Lenders, landlords and employers can all access a person’s ‘social media score’ if they so choose (and if that person consents). This score is based on the use of sites such as Facebook, Twitter and LinkedIn and forms an overview of a person’s lifestyle, attitude to risk and personality type. Too many references to drunken weekends, money worries or gambling will weaken the score, making it less likely that a person applying for a loan, tenancy or job will be granted it by those who choose to check it. Even a person’s choice of friends and contacts on these sites can impact their social media score – more professional contacts on LinkedIn can improve their score whilst more unemployed, irresponsible friends on Facebook can weaken it.
Social media scores may be checked when a person’s credit score is insufficient to provide a comprehensive and reliable picture of how likely they are to default on a loan, be late with their rent or turn up to work late. A traditional credit score might be patchy for someone who is young and does not yet have much formal lending in their credit history, for instance. In some cases, a solid, positive social media score can greatly improve a person’s chances of getting credit, impressing a prospective landlord or securing employment: a negative one, though, will greatly lessen those chances.
Nobody has an automatic right to check anyone else’s social media score: consent must be sought. However, to refuse permission to run a social media checks is tantamount to admitting that there is something to hide or be ashamed of, and adverse inferences may be drawn. A far better tactic is to check one’s own social media score and then take steps to remedy it if necessary. Just as measures can be taken to improve one’s credit score (such as by closing unused accounts), it is possible to clean up one’s social media footprint.
The best place to start to do so is by visiting Credit Angel and applying for a Social Report and Score; specialist tools are provided to make it easy to improve one’s score.
Company spokesperson explains, “Your social score is a reflection of your lifestyle and values; it tells those who might check it how trustworthy you are and how much of a risk you might pose to them if they were to employ you or lend you money, for example. It is now possible for you to see what an employer, lender or landlord would see when running a check against your name. Only by understanding how your social score is calculated will you be able to take steps to improve it, thereby improving your chances of gaining employment, credit or a tenancy.”

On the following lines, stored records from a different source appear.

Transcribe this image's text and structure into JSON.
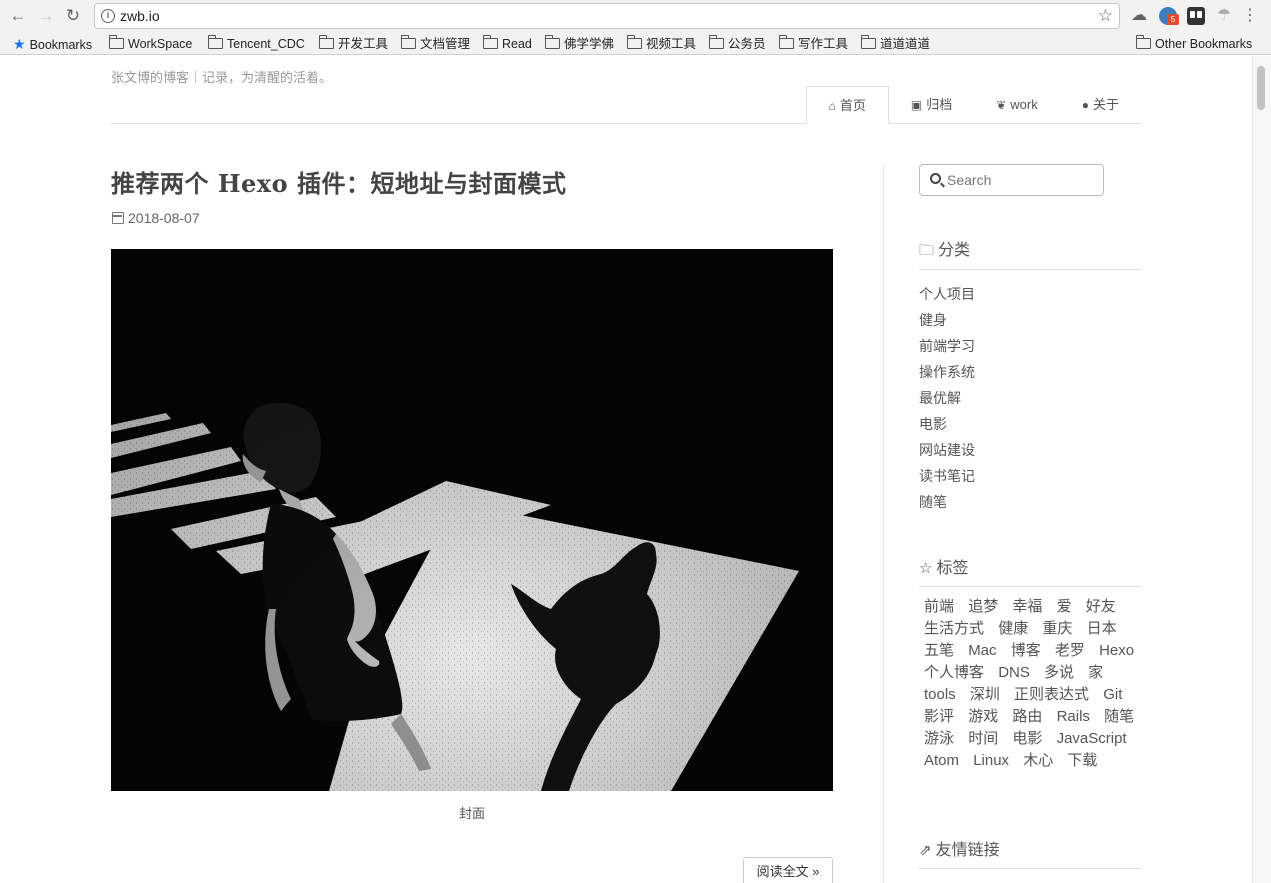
{
  "browser": {
    "url": "zwb.io",
    "bookmarks": [
      "Bookmarks",
      "WorkSpace",
      "Tencent_CDC",
      "开发工具",
      "文档管理",
      "Read",
      "佛学学佛",
      "视频工具",
      "公务员",
      "写作工具",
      "道道道道"
    ],
    "other_bookmarks": "Other Bookmarks",
    "extension_badge": "5"
  },
  "site": {
    "description": "张文博的博客｜记录，为清醒的活着。"
  },
  "nav": {
    "tabs": [
      {
        "label": "首页",
        "icon": "home-icon",
        "active": true
      },
      {
        "label": "归档",
        "icon": "archive-icon",
        "active": false
      },
      {
        "label": "work",
        "icon": "leaf-icon",
        "active": false
      },
      {
        "label": "关于",
        "icon": "user-icon",
        "active": false
      }
    ]
  },
  "post": {
    "title": "推荐两个 Hexo 插件：短地址与封面模式",
    "date": "2018-08-07",
    "caption": "封面",
    "read_more": "阅读全文 »"
  },
  "sidebar": {
    "search_placeholder": "Search",
    "categories_title": "分类",
    "categories": [
      "个人项目",
      "健身",
      "前端学习",
      "操作系统",
      "最优解",
      "电影",
      "网站建设",
      "读书笔记",
      "随笔"
    ],
    "tags_title": "标签",
    "tags": [
      "前端",
      "追梦",
      "幸福",
      "爱",
      "好友",
      "生活方式",
      "健康",
      "重庆",
      "日本",
      "五笔",
      "Mac",
      "博客",
      "老罗",
      "Hexo",
      "个人博客",
      "DNS",
      "多说",
      "家",
      "tools",
      "深圳",
      "正则表达式",
      "Git",
      "影评",
      "游戏",
      "路由",
      "Rails",
      "随笔",
      "游泳",
      "时间",
      "电影",
      "JavaScript",
      "Atom",
      "Linux",
      "木心",
      "下载"
    ],
    "links_title": "友情链接"
  },
  "colors": {
    "accent_blue": "#1a73e8",
    "text_main": "#333333",
    "text_muted": "#999999"
  }
}
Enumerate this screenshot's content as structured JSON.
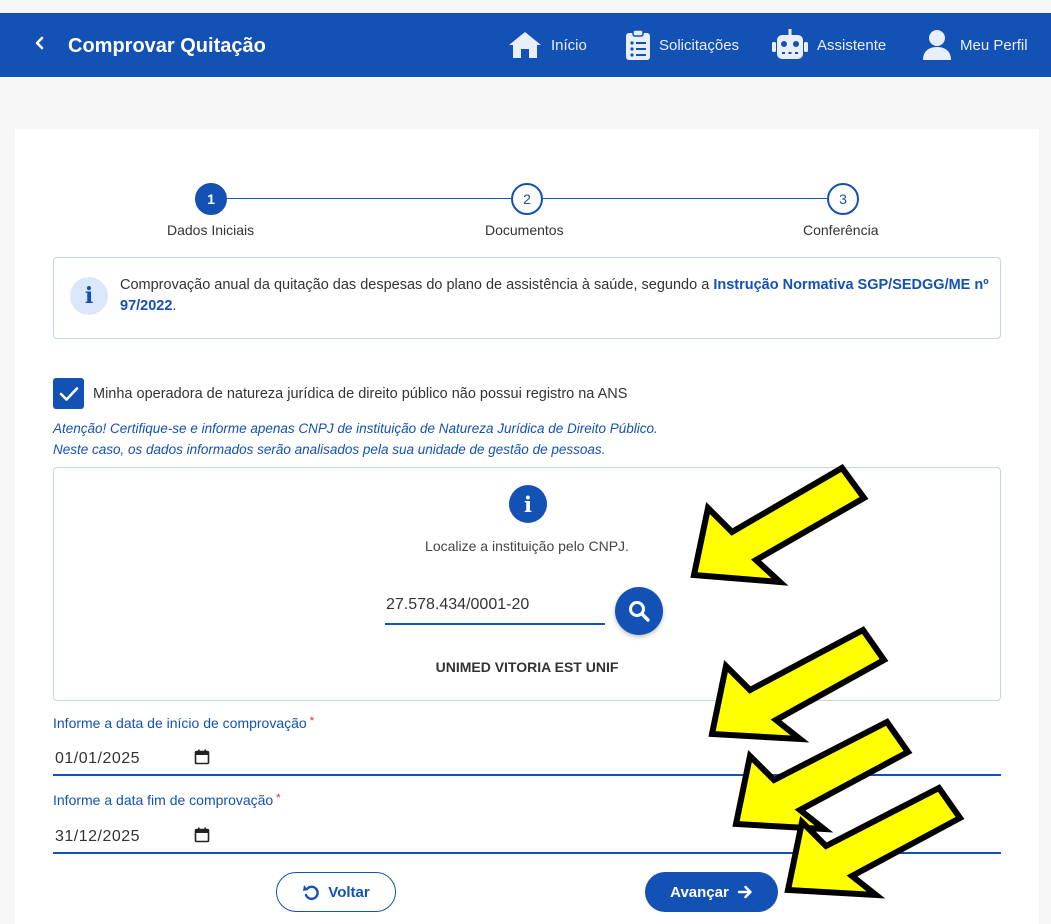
{
  "header": {
    "back_icon": "chevron-left-icon",
    "title": "Comprovar Quitação",
    "nav": [
      {
        "label": "Início",
        "icon": "home-icon"
      },
      {
        "label": "Solicitações",
        "icon": "clipboard-list-icon"
      },
      {
        "label": "Assistente",
        "icon": "robot-icon"
      },
      {
        "label": "Meu Perfil",
        "icon": "user-icon"
      }
    ],
    "color": "#1351b4"
  },
  "stepper": {
    "steps": [
      {
        "number": "1",
        "label": "Dados Iniciais",
        "active": true
      },
      {
        "number": "2",
        "label": "Documentos",
        "active": false
      },
      {
        "number": "3",
        "label": "Conferência",
        "active": false
      }
    ]
  },
  "info_box": {
    "icon": "info-icon",
    "text": "Comprovação anual da quitação das despesas do plano de assistência à saúde, segundo a ",
    "link": "Instrução Normativa SGP/SEDGG/ME nº 97/2022",
    "suffix": "."
  },
  "checkbox": {
    "checked": true,
    "label": "Minha operadora de natureza jurídica de direito público não possui registro na ANS"
  },
  "warning": {
    "line1": "Atenção! Certifique-se e informe apenas CNPJ de instituição de Natureza Jurídica de Direito Público.",
    "line2": "Neste caso, os dados informados serão analisados pela sua unidade de gestão de pessoas."
  },
  "search": {
    "icon": "info-icon",
    "hint": "Localize a instituição pelo CNPJ.",
    "cnpj_value": "27.578.434/0001-20",
    "button_icon": "search-icon",
    "result": "UNIMED VITORIA EST UNIF"
  },
  "start_date": {
    "label": "Informe a data de início de comprovação",
    "required_mark": "*",
    "value": "01/01/2025",
    "icon": "calendar-icon"
  },
  "end_date": {
    "label": "Informe a data fim de comprovação",
    "required_mark": "*",
    "value": "31/12/2025",
    "icon": "calendar-icon"
  },
  "actions": {
    "back_label": "Voltar",
    "back_icon": "undo-icon",
    "next_label": "Avançar",
    "next_icon": "arrow-right-icon"
  },
  "annotation_arrow_color": "#ffff00"
}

Press release distributed by Pressat on behalf of Credit Angel, on Friday 15 July, 2016. For more information subscribe and follow http://www.pressat.co.uk/